%%

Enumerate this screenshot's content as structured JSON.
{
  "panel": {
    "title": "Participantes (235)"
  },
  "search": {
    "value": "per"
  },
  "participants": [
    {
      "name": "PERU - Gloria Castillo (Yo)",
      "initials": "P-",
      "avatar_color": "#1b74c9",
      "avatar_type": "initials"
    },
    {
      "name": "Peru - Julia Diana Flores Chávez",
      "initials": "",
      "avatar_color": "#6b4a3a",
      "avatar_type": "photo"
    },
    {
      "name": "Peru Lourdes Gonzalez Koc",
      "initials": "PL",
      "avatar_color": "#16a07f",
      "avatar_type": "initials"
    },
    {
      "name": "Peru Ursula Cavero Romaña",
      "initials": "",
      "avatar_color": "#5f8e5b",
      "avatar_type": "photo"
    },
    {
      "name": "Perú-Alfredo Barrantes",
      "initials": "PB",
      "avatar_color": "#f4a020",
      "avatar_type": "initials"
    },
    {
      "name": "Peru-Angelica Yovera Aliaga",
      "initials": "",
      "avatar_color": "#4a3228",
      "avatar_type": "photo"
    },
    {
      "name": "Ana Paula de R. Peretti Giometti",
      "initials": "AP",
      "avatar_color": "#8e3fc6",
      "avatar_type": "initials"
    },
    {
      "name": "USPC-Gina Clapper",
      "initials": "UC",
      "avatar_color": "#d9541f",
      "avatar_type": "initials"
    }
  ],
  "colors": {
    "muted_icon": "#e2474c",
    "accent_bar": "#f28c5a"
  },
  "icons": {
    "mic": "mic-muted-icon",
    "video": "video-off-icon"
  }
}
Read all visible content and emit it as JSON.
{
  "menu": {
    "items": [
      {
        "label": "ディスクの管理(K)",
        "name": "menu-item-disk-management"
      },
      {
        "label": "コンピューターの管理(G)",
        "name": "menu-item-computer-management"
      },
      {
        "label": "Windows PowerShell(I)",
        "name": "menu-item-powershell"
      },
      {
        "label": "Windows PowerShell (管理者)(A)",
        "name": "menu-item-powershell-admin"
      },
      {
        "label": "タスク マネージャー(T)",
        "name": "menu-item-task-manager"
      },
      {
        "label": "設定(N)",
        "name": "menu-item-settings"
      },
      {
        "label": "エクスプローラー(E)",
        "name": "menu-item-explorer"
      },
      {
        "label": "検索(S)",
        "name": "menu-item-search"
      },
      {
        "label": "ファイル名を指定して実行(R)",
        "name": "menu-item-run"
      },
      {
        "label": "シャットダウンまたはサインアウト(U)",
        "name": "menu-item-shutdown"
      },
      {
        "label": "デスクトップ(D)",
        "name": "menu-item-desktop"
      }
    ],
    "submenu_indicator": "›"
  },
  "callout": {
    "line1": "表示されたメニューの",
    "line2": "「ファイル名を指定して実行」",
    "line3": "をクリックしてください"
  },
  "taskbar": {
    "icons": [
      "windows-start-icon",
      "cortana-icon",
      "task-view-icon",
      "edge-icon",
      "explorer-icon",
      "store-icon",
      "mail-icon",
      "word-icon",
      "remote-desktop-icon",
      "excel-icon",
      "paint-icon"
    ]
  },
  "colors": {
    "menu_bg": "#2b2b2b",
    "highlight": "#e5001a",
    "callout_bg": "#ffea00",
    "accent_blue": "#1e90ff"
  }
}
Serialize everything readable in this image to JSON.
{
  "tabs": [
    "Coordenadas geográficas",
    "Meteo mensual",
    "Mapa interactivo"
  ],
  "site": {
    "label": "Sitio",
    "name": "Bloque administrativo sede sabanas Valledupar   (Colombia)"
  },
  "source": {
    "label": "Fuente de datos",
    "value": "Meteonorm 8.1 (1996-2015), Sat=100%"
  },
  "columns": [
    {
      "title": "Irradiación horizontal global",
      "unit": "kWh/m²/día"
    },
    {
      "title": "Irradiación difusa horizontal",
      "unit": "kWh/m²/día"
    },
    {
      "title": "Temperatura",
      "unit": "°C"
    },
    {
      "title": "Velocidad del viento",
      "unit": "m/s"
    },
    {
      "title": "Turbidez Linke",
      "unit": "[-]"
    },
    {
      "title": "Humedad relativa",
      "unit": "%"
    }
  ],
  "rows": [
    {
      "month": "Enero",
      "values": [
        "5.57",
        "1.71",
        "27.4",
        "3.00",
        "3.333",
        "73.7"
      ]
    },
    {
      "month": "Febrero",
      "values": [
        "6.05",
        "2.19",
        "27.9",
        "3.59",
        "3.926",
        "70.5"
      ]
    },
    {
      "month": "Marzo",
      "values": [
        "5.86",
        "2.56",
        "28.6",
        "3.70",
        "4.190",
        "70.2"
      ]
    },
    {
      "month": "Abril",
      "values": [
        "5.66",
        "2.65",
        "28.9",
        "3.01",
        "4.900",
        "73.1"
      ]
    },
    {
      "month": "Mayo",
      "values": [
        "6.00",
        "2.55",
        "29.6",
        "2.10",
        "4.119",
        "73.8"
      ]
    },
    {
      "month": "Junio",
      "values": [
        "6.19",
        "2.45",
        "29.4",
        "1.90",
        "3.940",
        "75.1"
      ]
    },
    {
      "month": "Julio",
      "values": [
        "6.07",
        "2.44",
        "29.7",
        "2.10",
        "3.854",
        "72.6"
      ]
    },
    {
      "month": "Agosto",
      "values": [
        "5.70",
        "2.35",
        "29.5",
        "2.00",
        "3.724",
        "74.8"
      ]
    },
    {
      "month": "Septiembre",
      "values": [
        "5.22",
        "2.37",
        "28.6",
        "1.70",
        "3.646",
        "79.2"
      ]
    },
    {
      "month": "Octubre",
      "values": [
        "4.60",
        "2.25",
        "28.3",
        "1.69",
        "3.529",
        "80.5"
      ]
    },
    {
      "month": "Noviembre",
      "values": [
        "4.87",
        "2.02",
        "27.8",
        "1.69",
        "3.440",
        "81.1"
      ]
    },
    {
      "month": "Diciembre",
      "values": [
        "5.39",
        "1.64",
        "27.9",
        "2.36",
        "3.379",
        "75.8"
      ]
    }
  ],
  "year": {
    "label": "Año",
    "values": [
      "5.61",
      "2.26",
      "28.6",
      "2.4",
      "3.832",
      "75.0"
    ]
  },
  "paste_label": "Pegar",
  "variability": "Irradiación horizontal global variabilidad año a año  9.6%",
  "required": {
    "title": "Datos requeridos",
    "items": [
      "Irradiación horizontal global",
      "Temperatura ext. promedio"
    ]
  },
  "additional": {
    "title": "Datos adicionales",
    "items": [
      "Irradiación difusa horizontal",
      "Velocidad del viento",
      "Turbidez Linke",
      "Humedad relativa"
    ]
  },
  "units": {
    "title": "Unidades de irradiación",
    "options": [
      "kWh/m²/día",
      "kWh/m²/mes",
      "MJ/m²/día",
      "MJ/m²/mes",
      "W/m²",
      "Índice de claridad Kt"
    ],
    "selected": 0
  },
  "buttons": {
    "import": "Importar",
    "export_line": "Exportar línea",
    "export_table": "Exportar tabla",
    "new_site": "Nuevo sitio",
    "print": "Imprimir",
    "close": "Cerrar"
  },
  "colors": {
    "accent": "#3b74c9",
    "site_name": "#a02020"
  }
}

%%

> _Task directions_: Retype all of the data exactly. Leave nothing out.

> _Written solution_:
Enumerate this screenshot's content as structured JSON.
{
  "panel": {
    "title": "Participantes (235)"
  },
  "search": {
    "value": "per"
  },
  "participants": [
    {
      "name": "PERU - Gloria Castillo (Yo)",
      "initials": "P-",
      "avatar_color": "#1b74c9",
      "avatar_type": "initials"
    },
    {
      "name": "Peru - Julia Diana Flores Chávez",
      "initials": "",
      "avatar_color": "#6b4a3a",
      "avatar_type": "photo"
    },
    {
      "name": "Peru Lourdes Gonzalez Koc",
      "initials": "PL",
      "avatar_color": "#16a07f",
      "avatar_type": "initials"
    },
    {
      "name": "Peru Ursula Cavero Romaña",
      "initials": "",
      "avatar_color": "#5f8e5b",
      "avatar_type": "photo"
    },
    {
      "name": "Perú-Alfredo Barrantes",
      "initials": "PB",
      "avatar_color": "#f4a020",
      "avatar_type": "initials"
    },
    {
      "name": "Peru-Angelica Yovera Aliaga",
      "initials": "",
      "avatar_color": "#4a3228",
      "avatar_type": "photo"
    },
    {
      "name": "Ana Paula de R. Peretti Giometti",
      "initials": "AP",
      "avatar_color": "#8e3fc6",
      "avatar_type": "initials"
    },
    {
      "name": "USPC-Gina Clapper",
      "initials": "UC",
      "avatar_color": "#d9541f",
      "avatar_type": "initials"
    }
  ],
  "colors": {
    "muted_icon": "#e2474c",
    "accent_bar": "#f28c5a"
  },
  "icons": {
    "mic": "mic-muted-icon",
    "video": "video-off-icon"
  }
}
Read all visible content and emit it as JSON.
{
  "menu": {
    "items": [
      {
        "label": "ディスクの管理(K)",
        "name": "menu-item-disk-management"
      },
      {
        "label": "コンピューターの管理(G)",
        "name": "menu-item-computer-management"
      },
      {
        "label": "Windows PowerShell(I)",
        "name": "menu-item-powershell"
      },
      {
        "label": "Windows PowerShell (管理者)(A)",
        "name": "menu-item-powershell-admin"
      },
      {
        "label": "タスク マネージャー(T)",
        "name": "menu-item-task-manager"
      },
      {
        "label": "設定(N)",
        "name": "menu-item-settings"
      },
      {
        "label": "エクスプローラー(E)",
        "name": "menu-item-explorer"
      },
      {
        "label": "検索(S)",
        "name": "menu-item-search"
      },
      {
        "label": "ファイル名を指定して実行(R)",
        "name": "menu-item-run"
      },
      {
        "label": "シャットダウンまたはサインアウト(U)",
        "name": "menu-item-shutdown"
      },
      {
        "label": "デスクトップ(D)",
        "name": "menu-item-desktop"
      }
    ],
    "submenu_indicator": "›"
  },
  "callout": {
    "line1": "表示されたメニューの",
    "line2": "「ファイル名を指定して実行」",
    "line3": "をクリックしてください"
  },
  "taskbar": {
    "icons": [
      "windows-start-icon",
      "cortana-icon",
      "task-view-icon",
      "edge-icon",
      "explorer-icon",
      "store-icon",
      "mail-icon",
      "word-icon",
      "remote-desktop-icon",
      "excel-icon",
      "paint-icon"
    ]
  },
  "colors": {
    "menu_bg": "#2b2b2b",
    "highlight": "#e5001a",
    "callout_bg": "#ffea00",
    "accent_blue": "#1e90ff"
  }
}
Serialize everything readable in this image to JSON.
{
  "tabs": [
    "Coordenadas geográficas",
    "Meteo mensual",
    "Mapa interactivo"
  ],
  "site": {
    "label": "Sitio",
    "name": "Bloque administrativo sede sabanas Valledupar   (Colombia)"
  },
  "source": {
    "label": "Fuente de datos",
    "value": "Meteonorm 8.1 (1996-2015), Sat=100%"
  },
  "columns": [
    {
      "title": "Irradiación horizontal global",
      "unit": "kWh/m²/día"
    },
    {
      "title": "Irradiación difusa horizontal",
      "unit": "kWh/m²/día"
    },
    {
      "title": "Temperatura",
      "unit": "°C"
    },
    {
      "title": "Velocidad del viento",
      "unit": "m/s"
    },
    {
      "title": "Turbidez Linke",
      "unit": "[-]"
    },
    {
      "title": "Humedad relativa",
      "unit": "%"
    }
  ],
  "rows": [
    {
      "month": "Enero",
      "values": [
        "5.57",
        "1.71",
        "27.4",
        "3.00",
        "3.333",
        "73.7"
      ]
    },
    {
      "month": "Febrero",
      "values": [
        "6.05",
        "2.19",
        "27.9",
        "3.59",
        "3.926",
        "70.5"
      ]
    },
    {
      "month": "Marzo",
      "values": [
        "5.86",
        "2.56",
        "28.6",
        "3.70",
        "4.190",
        "70.2"
      ]
    },
    {
      "month": "Abril",
      "values": [
        "5.66",
        "2.65",
        "28.9",
        "3.01",
        "4.900",
        "73.1"
      ]
    },
    {
      "month": "Mayo",
      "values": [
        "6.00",
        "2.55",
        "29.6",
        "2.10",
        "4.119",
        "73.8"
      ]
    },
    {
      "month": "Junio",
      "values": [
        "6.19",
        "2.45",
        "29.4",
        "1.90",
        "3.940",
        "75.1"
      ]
    },
    {
      "month": "Julio",
      "values": [
        "6.07",
        "2.44",
        "29.7",
        "2.10",
        "3.854",
        "72.6"
      ]
    },
    {
      "month": "Agosto",
      "values": [
        "5.70",
        "2.35",
        "29.5",
        "2.00",
        "3.724",
        "74.8"
      ]
    },
    {
      "month": "Septiembre",
      "values": [
        "5.22",
        "2.37",
        "28.6",
        "1.70",
        "3.646",
        "79.2"
      ]
    },
    {
      "month": "Octubre",
      "values": [
        "4.60",
        "2.25",
        "28.3",
        "1.69",
        "3.529",
        "80.5"
      ]
    },
    {
      "month": "Noviembre",
      "values": [
        "4.87",
        "2.02",
        "27.8",
        "1.69",
        "3.440",
        "81.1"
      ]
    },
    {
      "month": "Diciembre",
      "values": [
        "5.39",
        "1.64",
        "27.9",
        "2.36",
        "3.379",
        "75.8"
      ]
    }
  ],
  "year": {
    "label": "Año",
    "values": [
      "5.61",
      "2.26",
      "28.6",
      "2.4",
      "3.832",
      "75.0"
    ]
  },
  "paste_label": "Pegar",
  "variability": "Irradiación horizontal global variabilidad año a año  9.6%",
  "required": {
    "title": "Datos requeridos",
    "items": [
      "Irradiación horizontal global",
      "Temperatura ext. promedio"
    ]
  },
  "additional": {
    "title": "Datos adicionales",
    "items": [
      "Irradiación difusa horizontal",
      "Velocidad del viento",
      "Turbidez Linke",
      "Humedad relativa"
    ]
  },
  "units": {
    "title": "Unidades de irradiación",
    "options": [
      "kWh/m²/día",
      "kWh/m²/mes",
      "MJ/m²/día",
      "MJ/m²/mes",
      "W/m²",
      "Índice de claridad Kt"
    ],
    "selected": 0
  },
  "buttons": {
    "import": "Importar",
    "export_line": "Exportar línea",
    "export_table": "Exportar tabla",
    "new_site": "Nuevo sitio",
    "print": "Imprimir",
    "close": "Cerrar"
  },
  "colors": {
    "accent": "#3b74c9",
    "site_name": "#a02020"
  }
}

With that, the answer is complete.